The native of Germany studied Aeronautics in Berlin and served as Luftwaffe on-board mechanic during the war. Like his father, he immigrated to the U.S. in 1949 and became a U.S. citizen in 1955. As an engineer, he worked for McDonnell Aircraft during the Mercury and Gemini manned space programs supervising spacecraft launch preparations at Cape Canaveral. He was the last person seen by the astronauts before liftoff. NASA astronaut Donn Eisele's popular pun "Ah, I vonder vhere Guenter Vendt" was used authentically in the movie, Apollo 13, spoken by actor Tom Hanks playing the role of Apollo 13 mission commander Jim Lovell.
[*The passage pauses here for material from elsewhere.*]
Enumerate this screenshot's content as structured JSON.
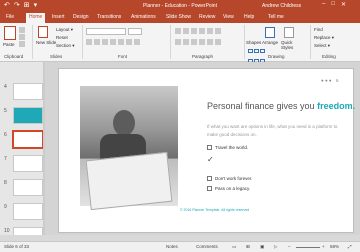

After the Apollo 1 accident on the pad, Guenter Wendt was hired by the Apollo Manned Spacecraft Center contractor North American Rockwell. He had stopped "turning the lug wrench" to secure the hatches for astronaut crews with the end of the Gemini Program. However, NASA veteran astronaut Wally Schirra requested reassignment of the ever-competent and safety-obsessive Wendt specifically as the in-charge Pad Leader for Schirra's crew's Apollo 7 spaceflight. Crewmembers of the other Apollo missions shared an equal high regard for Wendt, so Wendt stayed on in the Pad Leader role through the end of the Apollo missions.
In NASA documentary films, Wendt appears as the smiling, bespeckled, thin technician in the white cap and overalls, usually standing to the right at the hatch door, clipboard in hand, or bending over seated crewmembers pulling their safety belts snug for launch.
Wendt was regarded as somewhat of a welcomed good luck figure to mission crews; as above, always the last reassuring earth-bound human face they saw, kidding with the crewmembers and wishing them a 'successful trip', as he directed completion of the complex pad 'close-out' procedures just prior to spacecraft launch. Wendt, the 'final word' for the launch tower white room 'close-out' team (responsible for loading and securing the mission crews, ensuring that spacecraft instrumentation, switches and controls were correct for launch, and securing the hatch), was fondly nicknamed "Der Führer of der Launch Pad" (from his German-English accent) by the astronauts for his efficient, disciplined, yet good-humored pad crew leadership.
He worked at the cape into the early Space Shuttle flights.
Guenter F. Wendt later served as a technical consultant for several TV and movie features and wrote in his biography The Unbroken Chain about his time at NASA. He remains a personal friend of many American astronauts, and is a recipient of NASA's "Letter of Appreciation" award.